Nieuwsbericht | 19-04-2006
Brussels, 19 April 2006
The European Commission has taken action to put an end to obstacles to the freedom of establishment and to the free movement of services in France and the Netherlands. The Commission has formally requested France to modify its legislation requiring chief architects of historical monuments to be of French nationality. The request takes the form of a "reasoned opinion", the second stage of the infringement procedure laid down in Article 226 of the EC Treaty. If there is no satisfactory reply within two months, the Commission may refer the matter to the European Court of Justice. The Commission has also decided, under Article 228 of the EC Treaty, to send further reasoned opinions requesting the Netherlands to comply immediately with a 2004 Court judgement on the provision of private security services, and requesting France to comply immediately with a 2004 Court judgement requiring it to amend its legislation on medical laboratories. If France or the Netherlands does not comply, the Commission can ask the Court to impose daily fines. Finally, the Commission has decided to close a case against France concerning restrictions on television channels established in other Member States.
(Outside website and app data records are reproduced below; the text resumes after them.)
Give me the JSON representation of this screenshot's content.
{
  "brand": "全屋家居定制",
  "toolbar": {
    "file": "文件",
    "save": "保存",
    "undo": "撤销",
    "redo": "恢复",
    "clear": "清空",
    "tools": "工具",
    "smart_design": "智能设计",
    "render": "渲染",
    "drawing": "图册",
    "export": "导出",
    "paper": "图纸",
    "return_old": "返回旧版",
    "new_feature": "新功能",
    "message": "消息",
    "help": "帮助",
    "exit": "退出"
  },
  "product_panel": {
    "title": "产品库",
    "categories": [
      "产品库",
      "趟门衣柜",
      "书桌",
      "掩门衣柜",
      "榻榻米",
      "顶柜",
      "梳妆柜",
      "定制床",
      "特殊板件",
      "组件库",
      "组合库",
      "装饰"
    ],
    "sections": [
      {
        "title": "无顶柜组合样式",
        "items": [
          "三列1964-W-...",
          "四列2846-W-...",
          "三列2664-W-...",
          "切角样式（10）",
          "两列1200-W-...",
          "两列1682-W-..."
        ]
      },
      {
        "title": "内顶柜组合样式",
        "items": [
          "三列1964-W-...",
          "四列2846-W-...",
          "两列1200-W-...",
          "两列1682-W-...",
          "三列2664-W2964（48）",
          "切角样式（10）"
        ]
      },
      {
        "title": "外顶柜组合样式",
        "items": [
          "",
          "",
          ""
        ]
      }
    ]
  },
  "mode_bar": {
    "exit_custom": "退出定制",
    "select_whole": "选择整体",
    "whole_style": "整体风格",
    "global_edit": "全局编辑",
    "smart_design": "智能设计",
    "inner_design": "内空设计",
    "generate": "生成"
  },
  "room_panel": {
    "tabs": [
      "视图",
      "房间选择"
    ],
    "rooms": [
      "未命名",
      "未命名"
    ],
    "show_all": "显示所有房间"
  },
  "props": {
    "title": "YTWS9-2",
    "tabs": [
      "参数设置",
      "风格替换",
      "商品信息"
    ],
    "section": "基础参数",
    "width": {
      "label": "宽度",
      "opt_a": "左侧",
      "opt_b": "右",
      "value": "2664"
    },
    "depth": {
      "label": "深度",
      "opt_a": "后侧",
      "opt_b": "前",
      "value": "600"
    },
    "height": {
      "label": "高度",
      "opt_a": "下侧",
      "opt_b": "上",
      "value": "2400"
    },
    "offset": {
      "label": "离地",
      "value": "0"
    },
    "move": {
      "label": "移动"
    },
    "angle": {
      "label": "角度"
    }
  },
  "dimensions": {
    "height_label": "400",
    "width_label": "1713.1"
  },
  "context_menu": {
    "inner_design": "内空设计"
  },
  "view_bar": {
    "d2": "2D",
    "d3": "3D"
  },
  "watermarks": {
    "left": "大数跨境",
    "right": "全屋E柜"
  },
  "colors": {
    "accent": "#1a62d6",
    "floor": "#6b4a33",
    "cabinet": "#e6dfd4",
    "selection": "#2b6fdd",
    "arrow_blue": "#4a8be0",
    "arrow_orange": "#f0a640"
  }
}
France: nationality requirement for chief architects of historical monuments
The Commission has decided to send a reasoned opinion to France concerning its regulations on chief architects of historical monuments, which are considered to infringe Articles 43 and 49 EC in that they limit access to the profession of chief architects of historical monuments to French nationals only.
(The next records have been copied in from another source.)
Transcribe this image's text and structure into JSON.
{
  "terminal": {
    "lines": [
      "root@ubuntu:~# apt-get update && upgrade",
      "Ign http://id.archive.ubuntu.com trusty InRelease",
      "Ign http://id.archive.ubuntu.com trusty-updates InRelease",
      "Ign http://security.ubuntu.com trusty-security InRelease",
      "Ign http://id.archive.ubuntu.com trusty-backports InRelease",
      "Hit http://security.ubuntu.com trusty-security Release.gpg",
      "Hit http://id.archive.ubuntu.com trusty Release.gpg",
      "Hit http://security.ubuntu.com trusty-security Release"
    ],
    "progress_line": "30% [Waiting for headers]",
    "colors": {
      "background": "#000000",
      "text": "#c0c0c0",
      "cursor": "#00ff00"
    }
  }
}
With respect to Article 49 EC, the Commission also contests the need for a competition procedure in order to provide a temporary architectural service restoring listed historical monuments in France.
France: bio-medical analysis laboratories
The Commission has decided to send a reasoned opinion to France for failure to implement the judgment of the Court of Justice handed down on 11 March 2004 in Case C-496/01 concerning legislation on bio-medical analysis laboratories. The Court had ruled that this legislation was incompatible with the free movement of services laid down in Article 49 of the Treaty. The Commission considers that the new French legislation adopted in response to this ruling does not implement it insofar as it does not provide the legal certainty required by laboratories established in other Member States which wish to offer their services on French territory.
Netherlands: private security services
The Commission has decided to send a reasoned opinion to the Netherlands for failure to comply with a judgement of the Court of Justice handed down on 7 October 2004. The Dutch authorities have pledged to bring their legislation in line with the ruling but have to-date failed to amend their legislation accordingly.
France: prior declaration for television channels
The Commission has taken no further action on a complaint relating to the prior declaration requirement for channels established in other Member States which are received in France, following the adoption of a law of 23 January 2006 which expressly abolishes this obligation.
The latest information on infringement proceedings concerning all Member States is available at: